- **Exercise**
Restate word for word every entry that appears below, skipping its pictures.

- **Input data**

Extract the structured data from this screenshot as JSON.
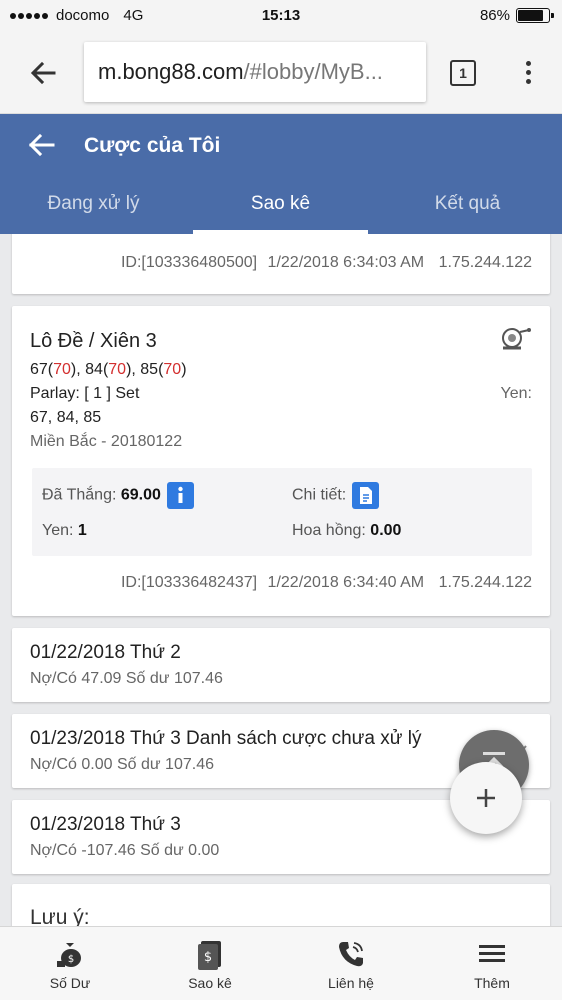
{
  "status_bar": {
    "carrier": "docomo",
    "network": "4G",
    "time": "15:13",
    "battery": "86%",
    "battery_level": 0.86
  },
  "browser": {
    "url_host": "m.bong88.com",
    "url_rest": "/#lobby/MyB...",
    "tab_count": "1"
  },
  "header": {
    "title": "Cược của Tôi",
    "tabs": [
      {
        "label": "Đang xử lý",
        "active": false
      },
      {
        "label": "Sao kê",
        "active": true
      },
      {
        "label": "Kết quả",
        "active": false
      }
    ]
  },
  "prev_card": {
    "meta_id": "ID:[103336480500]",
    "meta_time": "1/22/2018 6:34:03 AM",
    "meta_ip": "1.75.244.122"
  },
  "bet_card": {
    "title": "Lô Đề / Xiên 3",
    "picks": [
      {
        "num": "67",
        "res": "70"
      },
      {
        "num": "84",
        "res": "70"
      },
      {
        "num": "85",
        "res": "70"
      }
    ],
    "parlay": "Parlay: [ 1 ] Set",
    "numbers": "67, 84, 85",
    "region": "Miền Bắc - 20180122",
    "currency_label": "Yen:",
    "won_label": "Đã Thắng:",
    "won_value": "69.00",
    "detail_label": "Chi tiết:",
    "stake_label": "Yen:",
    "stake_value": "1",
    "commission_label": "Hoa hồng:",
    "commission_value": "0.00",
    "meta_id": "ID:[103336482437]",
    "meta_time": "1/22/2018 6:34:40 AM",
    "meta_ip": "1.75.244.122"
  },
  "daily": [
    {
      "date": "01/22/2018 Thứ 2",
      "summary": "Nợ/Có 47.09 Số dư 107.46"
    },
    {
      "date": "01/23/2018 Thứ 3 Danh sách cược chưa xử lý",
      "summary": "Nợ/Có 0.00 Số dư 107.46"
    },
    {
      "date": "01/23/2018 Thứ 3",
      "summary": "Nợ/Có -107.46 Số dư 0.00"
    }
  ],
  "note_title": "Lưu ý:",
  "bottom_nav": [
    {
      "label": "Số Dư",
      "icon": "money-bag-icon"
    },
    {
      "label": "Sao kê",
      "icon": "statement-icon"
    },
    {
      "label": "Liên hệ",
      "icon": "phone-icon"
    },
    {
      "label": "Thêm",
      "icon": "menu-icon"
    }
  ],
  "colors": {
    "header_bg": "#4a6ca8",
    "accent_blue": "#2f7ae0",
    "result_red": "#d32f2f"
  }
}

- **Solution to the exercise**
Extract the structured data from this screenshot as JSON.
{
  "status_bar": {
    "carrier": "docomo",
    "network": "4G",
    "time": "15:13",
    "battery": "86%",
    "battery_level": 0.86
  },
  "browser": {
    "url_host": "m.bong88.com",
    "url_rest": "/#lobby/MyB...",
    "tab_count": "1"
  },
  "header": {
    "title": "Cược của Tôi",
    "tabs": [
      {
        "label": "Đang xử lý",
        "active": false
      },
      {
        "label": "Sao kê",
        "active": true
      },
      {
        "label": "Kết quả",
        "active": false
      }
    ]
  },
  "prev_card": {
    "meta_id": "ID:[103336480500]",
    "meta_time": "1/22/2018 6:34:03 AM",
    "meta_ip": "1.75.244.122"
  },
  "bet_card": {
    "title": "Lô Đề / Xiên 3",
    "picks": [
      {
        "num": "67",
        "res": "70"
      },
      {
        "num": "84",
        "res": "70"
      },
      {
        "num": "85",
        "res": "70"
      }
    ],
    "parlay": "Parlay: [ 1 ] Set",
    "numbers": "67, 84, 85",
    "region": "Miền Bắc - 20180122",
    "currency_label": "Yen:",
    "won_label": "Đã Thắng:",
    "won_value": "69.00",
    "detail_label": "Chi tiết:",
    "stake_label": "Yen:",
    "stake_value": "1",
    "commission_label": "Hoa hồng:",
    "commission_value": "0.00",
    "meta_id": "ID:[103336482437]",
    "meta_time": "1/22/2018 6:34:40 AM",
    "meta_ip": "1.75.244.122"
  },
  "daily": [
    {
      "date": "01/22/2018 Thứ 2",
      "summary": "Nợ/Có 47.09 Số dư 107.46"
    },
    {
      "date": "01/23/2018 Thứ 3 Danh sách cược chưa xử lý",
      "summary": "Nợ/Có 0.00 Số dư 107.46"
    },
    {
      "date": "01/23/2018 Thứ 3",
      "summary": "Nợ/Có -107.46 Số dư 0.00"
    }
  ],
  "note_title": "Lưu ý:",
  "bottom_nav": [
    {
      "label": "Số Dư",
      "icon": "money-bag-icon"
    },
    {
      "label": "Sao kê",
      "icon": "statement-icon"
    },
    {
      "label": "Liên hệ",
      "icon": "phone-icon"
    },
    {
      "label": "Thêm",
      "icon": "menu-icon"
    }
  ],
  "colors": {
    "header_bg": "#4a6ca8",
    "accent_blue": "#2f7ae0",
    "result_red": "#d32f2f"
  }
}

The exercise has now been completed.